**Your objective**:
Give the data back exactly as it stands.
[Material for this task — start]
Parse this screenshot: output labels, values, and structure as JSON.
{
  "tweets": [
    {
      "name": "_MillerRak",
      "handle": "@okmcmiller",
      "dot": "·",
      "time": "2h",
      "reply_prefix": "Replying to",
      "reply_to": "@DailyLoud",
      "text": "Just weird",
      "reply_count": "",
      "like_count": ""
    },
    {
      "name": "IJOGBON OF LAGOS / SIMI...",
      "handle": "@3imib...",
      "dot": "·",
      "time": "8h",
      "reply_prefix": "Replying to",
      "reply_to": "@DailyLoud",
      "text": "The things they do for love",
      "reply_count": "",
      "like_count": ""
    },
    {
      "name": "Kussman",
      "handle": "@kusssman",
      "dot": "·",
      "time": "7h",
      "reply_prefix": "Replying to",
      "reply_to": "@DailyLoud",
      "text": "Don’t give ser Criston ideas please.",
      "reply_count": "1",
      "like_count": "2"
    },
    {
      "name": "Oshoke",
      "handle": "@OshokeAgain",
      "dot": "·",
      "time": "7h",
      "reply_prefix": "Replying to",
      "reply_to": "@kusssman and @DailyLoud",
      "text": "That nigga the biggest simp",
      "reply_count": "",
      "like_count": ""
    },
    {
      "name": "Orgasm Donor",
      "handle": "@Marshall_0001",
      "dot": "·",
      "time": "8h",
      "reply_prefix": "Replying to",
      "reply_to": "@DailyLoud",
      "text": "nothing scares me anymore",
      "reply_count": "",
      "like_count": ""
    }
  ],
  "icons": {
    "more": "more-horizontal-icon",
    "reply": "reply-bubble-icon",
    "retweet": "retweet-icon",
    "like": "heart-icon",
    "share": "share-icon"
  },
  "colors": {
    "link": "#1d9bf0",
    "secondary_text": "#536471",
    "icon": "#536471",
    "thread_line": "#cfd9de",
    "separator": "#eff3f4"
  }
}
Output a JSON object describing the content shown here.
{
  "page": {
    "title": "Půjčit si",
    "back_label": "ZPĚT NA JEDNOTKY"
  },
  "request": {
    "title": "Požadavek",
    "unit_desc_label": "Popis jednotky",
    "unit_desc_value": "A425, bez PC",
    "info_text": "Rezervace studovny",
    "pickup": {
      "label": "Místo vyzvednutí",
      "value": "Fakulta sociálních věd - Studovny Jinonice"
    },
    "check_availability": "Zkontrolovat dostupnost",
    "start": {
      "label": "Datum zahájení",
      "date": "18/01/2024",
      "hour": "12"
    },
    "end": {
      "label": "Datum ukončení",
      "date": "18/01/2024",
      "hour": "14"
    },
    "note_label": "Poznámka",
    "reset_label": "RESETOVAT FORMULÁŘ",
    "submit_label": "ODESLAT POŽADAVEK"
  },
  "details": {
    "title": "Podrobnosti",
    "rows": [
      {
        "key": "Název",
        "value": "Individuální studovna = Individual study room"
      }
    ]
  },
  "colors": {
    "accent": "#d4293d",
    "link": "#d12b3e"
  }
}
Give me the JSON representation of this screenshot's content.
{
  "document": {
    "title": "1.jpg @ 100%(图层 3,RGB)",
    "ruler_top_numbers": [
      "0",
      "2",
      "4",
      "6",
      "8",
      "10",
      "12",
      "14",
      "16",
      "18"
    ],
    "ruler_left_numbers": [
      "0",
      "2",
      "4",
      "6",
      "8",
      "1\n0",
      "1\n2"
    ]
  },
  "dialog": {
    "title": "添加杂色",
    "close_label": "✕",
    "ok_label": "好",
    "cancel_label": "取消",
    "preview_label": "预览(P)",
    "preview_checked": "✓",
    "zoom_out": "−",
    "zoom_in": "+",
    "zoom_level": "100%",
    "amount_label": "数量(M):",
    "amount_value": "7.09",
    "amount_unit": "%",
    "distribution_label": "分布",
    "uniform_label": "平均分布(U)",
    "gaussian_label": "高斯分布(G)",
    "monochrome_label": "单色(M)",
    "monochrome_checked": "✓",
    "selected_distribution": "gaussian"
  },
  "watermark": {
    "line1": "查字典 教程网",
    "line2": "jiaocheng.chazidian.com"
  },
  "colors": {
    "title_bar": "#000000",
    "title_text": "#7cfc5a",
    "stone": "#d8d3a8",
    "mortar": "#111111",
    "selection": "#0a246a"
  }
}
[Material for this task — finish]
**Written solution**:
Parse this screenshot: output labels, values, and structure as JSON.
{
  "tweets": [
    {
      "name": "_MillerRak",
      "handle": "@okmcmiller",
      "dot": "·",
      "time": "2h",
      "reply_prefix": "Replying to",
      "reply_to": "@DailyLoud",
      "text": "Just weird",
      "reply_count": "",
      "like_count": ""
    },
    {
      "name": "IJOGBON OF LAGOS / SIMI...",
      "handle": "@3imib...",
      "dot": "·",
      "time": "8h",
      "reply_prefix": "Replying to",
      "reply_to": "@DailyLoud",
      "text": "The things they do for love",
      "reply_count": "",
      "like_count": ""
    },
    {
      "name": "Kussman",
      "handle": "@kusssman",
      "dot": "·",
      "time": "7h",
      "reply_prefix": "Replying to",
      "reply_to": "@DailyLoud",
      "text": "Don’t give ser Criston ideas please.",
      "reply_count": "1",
      "like_count": "2"
    },
    {
      "name": "Oshoke",
      "handle": "@OshokeAgain",
      "dot": "·",
      "time": "7h",
      "reply_prefix": "Replying to",
      "reply_to": "@kusssman and @DailyLoud",
      "text": "That nigga the biggest simp",
      "reply_count": "",
      "like_count": ""
    },
    {
      "name": "Orgasm Donor",
      "handle": "@Marshall_0001",
      "dot": "·",
      "time": "8h",
      "reply_prefix": "Replying to",
      "reply_to": "@DailyLoud",
      "text": "nothing scares me anymore",
      "reply_count": "",
      "like_count": ""
    }
  ],
  "icons": {
    "more": "more-horizontal-icon",
    "reply": "reply-bubble-icon",
    "retweet": "retweet-icon",
    "like": "heart-icon",
    "share": "share-icon"
  },
  "colors": {
    "link": "#1d9bf0",
    "secondary_text": "#536471",
    "icon": "#536471",
    "thread_line": "#cfd9de",
    "separator": "#eff3f4"
  }
}
Output a JSON object describing the content shown here.
{
  "page": {
    "title": "Půjčit si",
    "back_label": "ZPĚT NA JEDNOTKY"
  },
  "request": {
    "title": "Požadavek",
    "unit_desc_label": "Popis jednotky",
    "unit_desc_value": "A425, bez PC",
    "info_text": "Rezervace studovny",
    "pickup": {
      "label": "Místo vyzvednutí",
      "value": "Fakulta sociálních věd - Studovny Jinonice"
    },
    "check_availability": "Zkontrolovat dostupnost",
    "start": {
      "label": "Datum zahájení",
      "date": "18/01/2024",
      "hour": "12"
    },
    "end": {
      "label": "Datum ukončení",
      "date": "18/01/2024",
      "hour": "14"
    },
    "note_label": "Poznámka",
    "reset_label": "RESETOVAT FORMULÁŘ",
    "submit_label": "ODESLAT POŽADAVEK"
  },
  "details": {
    "title": "Podrobnosti",
    "rows": [
      {
        "key": "Název",
        "value": "Individuální studovna = Individual study room"
      }
    ]
  },
  "colors": {
    "accent": "#d4293d",
    "link": "#d12b3e"
  }
}
Give me the JSON representation of this screenshot's content.
{
  "document": {
    "title": "1.jpg @ 100%(图层 3,RGB)",
    "ruler_top_numbers": [
      "0",
      "2",
      "4",
      "6",
      "8",
      "10",
      "12",
      "14",
      "16",
      "18"
    ],
    "ruler_left_numbers": [
      "0",
      "2",
      "4",
      "6",
      "8",
      "1\n0",
      "1\n2"
    ]
  },
  "dialog": {
    "title": "添加杂色",
    "close_label": "✕",
    "ok_label": "好",
    "cancel_label": "取消",
    "preview_label": "预览(P)",
    "preview_checked": "✓",
    "zoom_out": "−",
    "zoom_in": "+",
    "zoom_level": "100%",
    "amount_label": "数量(M):",
    "amount_value": "7.09",
    "amount_unit": "%",
    "distribution_label": "分布",
    "uniform_label": "平均分布(U)",
    "gaussian_label": "高斯分布(G)",
    "monochrome_label": "单色(M)",
    "monochrome_checked": "✓",
    "selected_distribution": "gaussian"
  },
  "watermark": {
    "line1": "查字典 教程网",
    "line2": "jiaocheng.chazidian.com"
  },
  "colors": {
    "title_bar": "#000000",
    "title_text": "#7cfc5a",
    "stone": "#d8d3a8",
    "mortar": "#111111",
    "selection": "#0a246a"
  }
}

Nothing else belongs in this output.